By 1992, conditions were good for a fresh look at Ms. Ono’s legacy. Some aspects of her ’70s music that were shocking at the time had moved beyond the realm of the abstruse avant-garde to become, if not quite mainstream, an accepted musical vocabulary in at least the more adventurous regions of the indie-rock landscape, most notably the various strands of post-punk (and in the wake of Nirvana’s success, much more attention was being paid to indie-rock). In that context, Ms. Ono was something of an elder statesperson, with younger acolytes praising her influence. There was also an unrelated but contemporaneous re-evaluation/post-mortem of the Fluxus art movement that Ms. Ono had been an important actor in since the vibrant ferment of the early ’60s in New York, with her 1964 collection of “event scores” Grapefruit a particularly iconic manifestation of the movement. Yes, she was a creative icon in such circles long before she met John Lennon; after all, he met her at an exhibition of her work, not the other way around. (And, it must be said, by then fewer people cared that the Beatles had broken up, much less whether she was to blame for the breakup—and in case you’re wondering, no less an authority than Paul McCartney has said that she did not.)
Onobox presented an overview of Ms. Ono’s discography in roughly chronological order. At that point, her musical trajectory went from most avant-garde to gradually more and more refined. People hearing her classic Plastic Ono Band (1970) and Fly (1971) tracks on the box’s first CD for the first time in 1992 might even have wondered why she had been so reviled. The gritty, anti-virtuoso guitar riffs; the non-melodic screaming vocals; the non-narrative conceptual-art lyrics; the droning chord progressions—all of these musical tactics and gestures had been taken over by younger generations even as her own work had largely (though far from entirely; think of “Kiss Kiss Kiss” on Double Fantasy) mellowed. One can even position the box’s omission of “AOS,” the Plastic Ono Band track recorded in concert with Ornette Coleman in 1968, as a decision to focus on her more influential rock material rather than that fascinating yet clearly tangential moment. Quite properly, two-thirds of the set draws on her ’70s work (plus one small excerpt of the vastly more conceptual and less musically-oriented 1969 release Unfinished Music No.2: Life with the Lions).
AUDIO: Yoko Ono “Walking On Thin Ice” (Onobox version)
Disc 4 may have seemed unnecessary, recapping as it does Ms. Ono’s songs on the Lennon-Ono LPs Double Fantasy (1980) and Milk and Honey (1984), but conceptually it is important to present them in this running order without the Lennon tracks as an uninterrupted vision of Ono’s music at that time.
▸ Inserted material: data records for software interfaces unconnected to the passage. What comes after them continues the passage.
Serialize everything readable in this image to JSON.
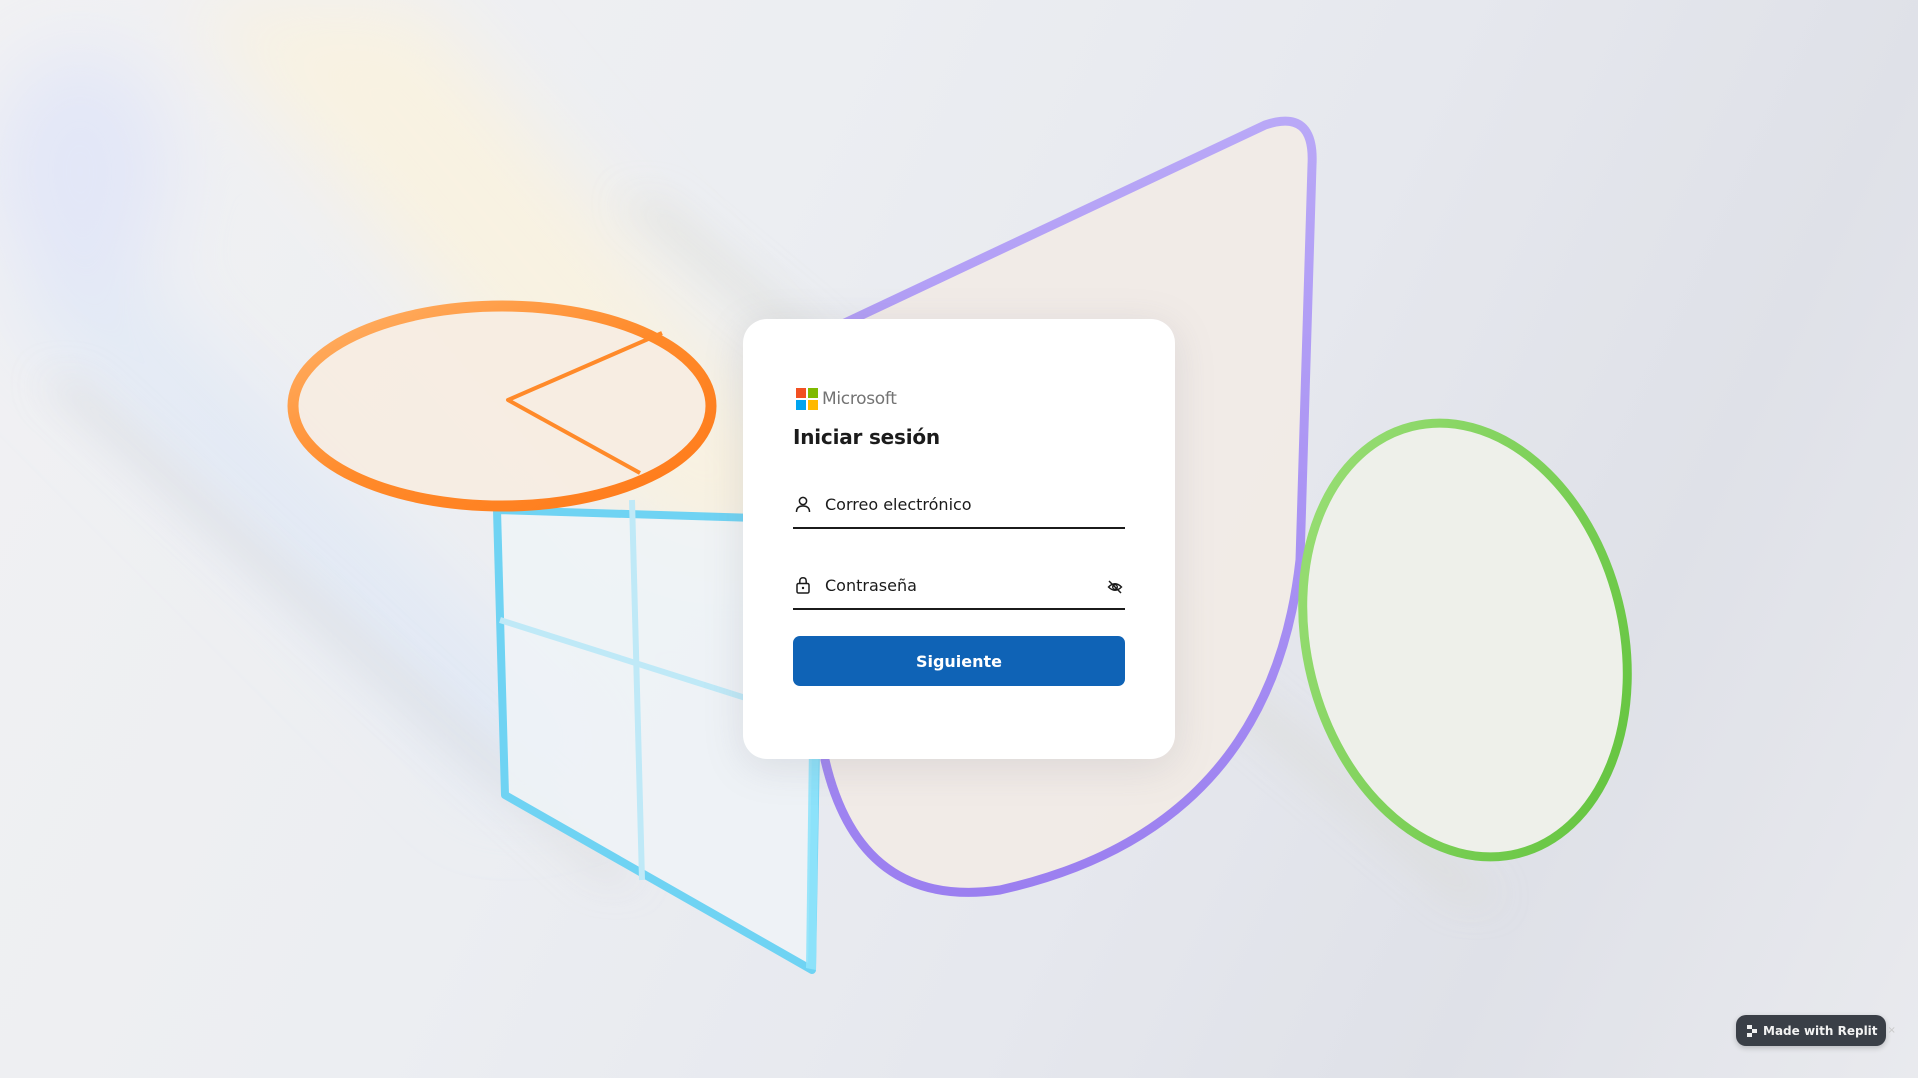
{
  "brand": {
    "name": "Microsoft",
    "logo_colors": [
      "#f25022",
      "#7fba00",
      "#00a4ef",
      "#ffb900"
    ]
  },
  "login": {
    "title": "Iniciar sesión",
    "email_placeholder": "Correo electrónico",
    "password_placeholder": "Contraseña",
    "next_label": "Siguiente"
  },
  "icons": {
    "email": "user-icon",
    "password": "lock-icon",
    "visibility": "eye-off-icon"
  },
  "colors": {
    "primary": "#0f63b6",
    "text": "#1b1b1b"
  },
  "badge": {
    "label": "Made with Replit",
    "close": "×"
  }
}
Disc 5 covers her three post-Lennon solo albums to that point, with Season of Glass most crucial, not least because it shows her still wielding avant-garde techniques more often than on her other two ’80s albums.
Even though Secretly Canadian is now reissuing Ms. Ono’s classic albums, Ryko’s Onobox is still in print and remains valued by Ono collectors.
The critical acclaim it garnered may have nudged Ms. Ono into renewed creativity after that, along with a return to her avant-garde roots.
VIDEO: Robert Klein and Yoko Ono talk Onobox